Why would you do an arthrocentesis for the following case?
A 46 year old male presents with an isolated swollen knee joint.¬† He has increased pain with both passive and active range of motion of the joint.
A. Absolute cell count can be used to rule out a septic etiology B. Arthrocentesis is contraindicated if infection of any kind covers the joint C. If you obtain a very small amount of synovial fluid, the most important test to be run is cell count and differential D. The most concerning complication of arthrocentesis is a ‚Äúdry tap‚ÄĚ E. Most of the white blood cells in septic arthritis are PMNs, while in inflammatory arthritis, eosinophils predominate.

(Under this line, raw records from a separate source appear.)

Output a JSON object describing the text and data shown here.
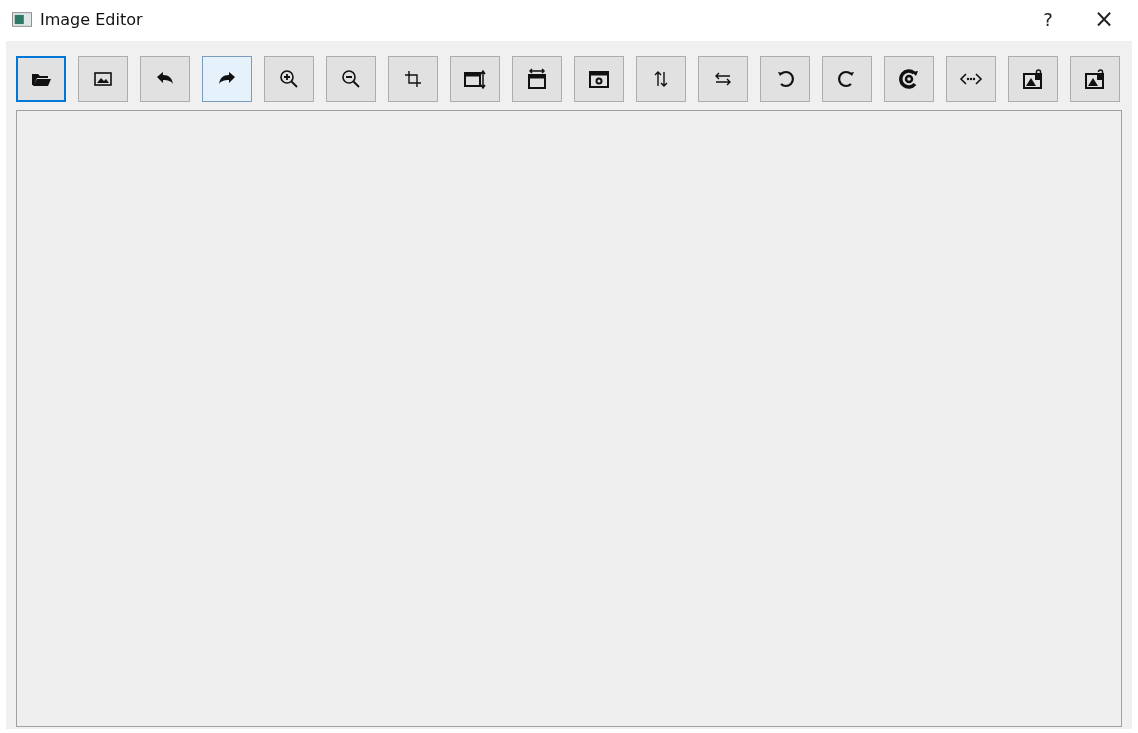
{
  "window": {
    "title": "Image Editor",
    "help": "?",
    "close": "×"
  },
  "toolbar": [
    {
      "focused": true,
      "hovered": false
    },
    {
      "focused": false,
      "hovered": false
    },
    {
      "focused": false,
      "hovered": false
    },
    {
      "focused": false,
      "hovered": true
    },
    {
      "focused": false,
      "hovered": false
    },
    {
      "focused": false,
      "hovered": false
    },
    {
      "focused": false,
      "hovered": false
    },
    {
      "focused": false,
      "hovered": false
    },
    {
      "focused": false,
      "hovered": false
    },
    {
      "focused": false,
      "hovered": false
    },
    {
      "focused": false,
      "hovered": false
    },
    {
      "focused": false,
      "hovered": false
    },
    {
      "focused": false,
      "hovered": false
    },
    {
      "focused": false,
      "hovered": false
    },
    {
      "focused": false,
      "hovered": false
    },
    {
      "focused": false,
      "hovered": false
    },
    {
      "focused": false,
      "hovered": false
    },
    {
      "focused": false,
      "hovered": false
    }
  ]
}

Arthrocentesis is contraindicated if infection of any kind covers the joint-one of the emergency indications for arthrocentesis is obtaining joint fluid for analysis. arthrocentesis is contraindicated if infection of any kind covers the area to be punctured. the synovial fluid should be sent for cell count, differential, grams stain, crystal analysis, and culture. a positive grams stain is diagnostic, but a negative result does not rule out septic arthritis, therefore cultures should always be obtained. the likelihood ratio for septic arthritis increases as the joint wbc rises, however low wbc counts do occur early in infectious arthritis and partially treated arthritis. most of the cells in both septic and severe inflammatory arthritis are pmns. cell counts should not be used to absolutely rule out a septic etiology; bacterial cultures should be obtained. the most serious complication of arthrocentesis is introducing infection into the joint space. other complications include bleeding, allergic reaction to anesthetic agents, dry taps. (chapter 114)